EXERCISE DESCRIPTION: In the listing below, find each line with the string "Runtime" and return it.

GIVEN DATA:

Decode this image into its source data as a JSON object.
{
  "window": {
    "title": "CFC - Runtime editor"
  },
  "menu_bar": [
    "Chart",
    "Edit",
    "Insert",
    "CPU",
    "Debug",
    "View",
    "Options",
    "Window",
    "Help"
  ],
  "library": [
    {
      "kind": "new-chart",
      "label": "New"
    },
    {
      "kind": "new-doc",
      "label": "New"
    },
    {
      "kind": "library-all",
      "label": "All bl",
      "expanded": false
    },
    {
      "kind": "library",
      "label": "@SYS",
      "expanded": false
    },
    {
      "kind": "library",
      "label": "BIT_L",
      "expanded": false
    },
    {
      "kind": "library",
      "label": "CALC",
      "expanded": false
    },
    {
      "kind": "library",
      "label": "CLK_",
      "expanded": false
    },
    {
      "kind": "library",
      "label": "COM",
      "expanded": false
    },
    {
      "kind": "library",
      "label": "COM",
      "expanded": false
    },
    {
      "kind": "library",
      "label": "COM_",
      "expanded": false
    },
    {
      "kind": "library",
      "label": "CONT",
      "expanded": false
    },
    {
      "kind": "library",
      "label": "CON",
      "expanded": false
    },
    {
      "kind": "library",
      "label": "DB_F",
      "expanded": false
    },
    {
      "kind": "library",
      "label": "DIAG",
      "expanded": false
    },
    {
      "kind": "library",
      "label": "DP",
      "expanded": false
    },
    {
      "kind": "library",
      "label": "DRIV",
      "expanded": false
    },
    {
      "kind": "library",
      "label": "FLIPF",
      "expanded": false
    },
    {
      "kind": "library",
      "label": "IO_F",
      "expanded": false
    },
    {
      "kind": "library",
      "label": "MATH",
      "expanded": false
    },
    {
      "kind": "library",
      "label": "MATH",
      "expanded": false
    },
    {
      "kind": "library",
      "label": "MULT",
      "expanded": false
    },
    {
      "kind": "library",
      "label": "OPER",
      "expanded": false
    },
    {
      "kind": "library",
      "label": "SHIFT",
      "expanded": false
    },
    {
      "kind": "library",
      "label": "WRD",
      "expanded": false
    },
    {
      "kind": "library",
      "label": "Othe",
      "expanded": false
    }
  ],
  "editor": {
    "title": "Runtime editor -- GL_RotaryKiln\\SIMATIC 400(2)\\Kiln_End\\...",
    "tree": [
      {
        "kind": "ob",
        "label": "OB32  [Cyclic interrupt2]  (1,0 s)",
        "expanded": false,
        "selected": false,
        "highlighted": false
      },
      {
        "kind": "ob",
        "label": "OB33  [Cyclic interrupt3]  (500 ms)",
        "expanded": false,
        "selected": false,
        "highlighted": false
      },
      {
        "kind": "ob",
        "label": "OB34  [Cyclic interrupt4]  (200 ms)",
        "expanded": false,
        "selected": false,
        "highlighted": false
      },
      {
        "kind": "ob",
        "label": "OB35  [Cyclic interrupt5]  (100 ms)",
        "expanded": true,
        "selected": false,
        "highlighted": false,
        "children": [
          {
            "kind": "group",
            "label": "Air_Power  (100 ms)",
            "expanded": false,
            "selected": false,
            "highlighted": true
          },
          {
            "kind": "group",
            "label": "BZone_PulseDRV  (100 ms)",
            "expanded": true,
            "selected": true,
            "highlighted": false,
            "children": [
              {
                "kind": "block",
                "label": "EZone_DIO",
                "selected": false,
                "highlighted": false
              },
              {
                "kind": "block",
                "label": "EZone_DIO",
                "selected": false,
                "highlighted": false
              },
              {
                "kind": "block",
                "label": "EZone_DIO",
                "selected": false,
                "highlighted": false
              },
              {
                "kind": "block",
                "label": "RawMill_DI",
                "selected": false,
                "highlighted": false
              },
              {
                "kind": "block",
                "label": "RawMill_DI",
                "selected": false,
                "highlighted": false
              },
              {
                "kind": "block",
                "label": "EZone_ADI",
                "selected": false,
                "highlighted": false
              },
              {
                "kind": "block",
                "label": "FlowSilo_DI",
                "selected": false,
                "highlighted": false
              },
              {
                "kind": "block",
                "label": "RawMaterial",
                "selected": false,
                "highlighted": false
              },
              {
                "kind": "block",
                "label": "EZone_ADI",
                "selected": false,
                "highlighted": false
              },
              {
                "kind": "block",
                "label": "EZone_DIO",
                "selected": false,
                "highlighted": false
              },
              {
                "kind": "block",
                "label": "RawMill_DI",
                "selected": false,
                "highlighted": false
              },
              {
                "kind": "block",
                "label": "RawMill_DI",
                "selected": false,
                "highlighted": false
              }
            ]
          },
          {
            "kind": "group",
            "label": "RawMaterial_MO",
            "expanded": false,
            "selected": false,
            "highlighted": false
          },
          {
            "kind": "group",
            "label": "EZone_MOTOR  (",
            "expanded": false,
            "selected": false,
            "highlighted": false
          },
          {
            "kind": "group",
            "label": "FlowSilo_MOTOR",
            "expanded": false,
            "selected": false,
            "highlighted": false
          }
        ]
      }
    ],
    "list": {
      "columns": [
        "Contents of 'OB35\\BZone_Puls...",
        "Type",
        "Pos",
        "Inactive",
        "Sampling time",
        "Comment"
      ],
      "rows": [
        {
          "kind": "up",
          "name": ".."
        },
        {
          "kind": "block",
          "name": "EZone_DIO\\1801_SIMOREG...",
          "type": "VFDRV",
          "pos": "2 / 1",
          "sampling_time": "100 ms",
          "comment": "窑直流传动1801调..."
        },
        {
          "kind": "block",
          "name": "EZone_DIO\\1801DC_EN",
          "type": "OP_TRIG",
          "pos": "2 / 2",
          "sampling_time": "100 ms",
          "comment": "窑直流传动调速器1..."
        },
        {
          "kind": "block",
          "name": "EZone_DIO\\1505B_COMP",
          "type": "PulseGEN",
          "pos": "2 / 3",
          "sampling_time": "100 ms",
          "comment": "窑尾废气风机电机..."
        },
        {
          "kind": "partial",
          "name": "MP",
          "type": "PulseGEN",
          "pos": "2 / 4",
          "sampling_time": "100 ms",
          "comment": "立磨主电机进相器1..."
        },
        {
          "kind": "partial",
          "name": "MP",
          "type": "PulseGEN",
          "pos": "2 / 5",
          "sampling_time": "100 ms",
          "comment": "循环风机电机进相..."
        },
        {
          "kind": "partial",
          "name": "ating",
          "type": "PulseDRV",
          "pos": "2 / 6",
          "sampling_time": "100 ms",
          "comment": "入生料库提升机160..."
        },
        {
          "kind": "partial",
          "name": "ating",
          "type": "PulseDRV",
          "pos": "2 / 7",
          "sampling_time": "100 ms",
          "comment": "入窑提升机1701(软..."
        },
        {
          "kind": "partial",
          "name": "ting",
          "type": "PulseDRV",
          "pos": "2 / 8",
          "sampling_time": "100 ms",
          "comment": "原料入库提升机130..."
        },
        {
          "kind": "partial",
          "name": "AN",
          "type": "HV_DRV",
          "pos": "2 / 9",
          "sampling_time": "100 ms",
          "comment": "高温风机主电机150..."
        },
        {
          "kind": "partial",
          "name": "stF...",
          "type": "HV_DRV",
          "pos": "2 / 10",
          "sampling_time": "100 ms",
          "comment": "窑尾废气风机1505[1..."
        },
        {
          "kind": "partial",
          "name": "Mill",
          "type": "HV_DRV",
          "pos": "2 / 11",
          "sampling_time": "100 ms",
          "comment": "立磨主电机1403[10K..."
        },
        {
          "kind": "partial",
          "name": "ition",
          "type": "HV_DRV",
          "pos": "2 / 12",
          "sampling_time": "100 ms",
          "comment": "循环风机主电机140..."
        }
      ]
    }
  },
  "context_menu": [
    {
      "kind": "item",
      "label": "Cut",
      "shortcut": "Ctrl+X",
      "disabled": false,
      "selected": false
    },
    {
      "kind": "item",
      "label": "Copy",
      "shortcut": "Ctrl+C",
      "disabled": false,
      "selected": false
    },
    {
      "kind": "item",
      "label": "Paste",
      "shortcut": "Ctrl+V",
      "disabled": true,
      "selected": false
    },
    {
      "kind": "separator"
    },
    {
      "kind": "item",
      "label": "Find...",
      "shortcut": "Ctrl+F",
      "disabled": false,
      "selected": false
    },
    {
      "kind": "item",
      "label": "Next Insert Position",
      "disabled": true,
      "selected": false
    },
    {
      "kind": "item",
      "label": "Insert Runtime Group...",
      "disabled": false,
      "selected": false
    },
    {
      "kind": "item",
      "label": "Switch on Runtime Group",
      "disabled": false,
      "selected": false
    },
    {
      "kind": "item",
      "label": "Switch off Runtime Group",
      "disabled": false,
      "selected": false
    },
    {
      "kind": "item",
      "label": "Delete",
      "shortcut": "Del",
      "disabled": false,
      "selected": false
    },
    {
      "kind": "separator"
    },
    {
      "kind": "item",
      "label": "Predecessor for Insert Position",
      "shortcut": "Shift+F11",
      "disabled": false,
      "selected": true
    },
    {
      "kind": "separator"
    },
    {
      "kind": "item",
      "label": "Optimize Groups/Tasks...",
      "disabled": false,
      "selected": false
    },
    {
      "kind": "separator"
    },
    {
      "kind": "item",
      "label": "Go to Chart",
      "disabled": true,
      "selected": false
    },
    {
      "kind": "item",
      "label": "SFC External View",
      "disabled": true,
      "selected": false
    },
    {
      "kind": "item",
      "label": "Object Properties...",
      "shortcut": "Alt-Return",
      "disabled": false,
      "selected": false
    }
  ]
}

THE ANSWER:
    "title": "CFC - Runtime editor"
    "title": "Runtime editor -- GL_RotaryKiln\\SIMATIC 400(2)\\Kiln_End\\...",
      "label": "Insert Runtime Group...",
      "label": "Switch on Runtime Group",
      "label": "Switch off Runtime Group",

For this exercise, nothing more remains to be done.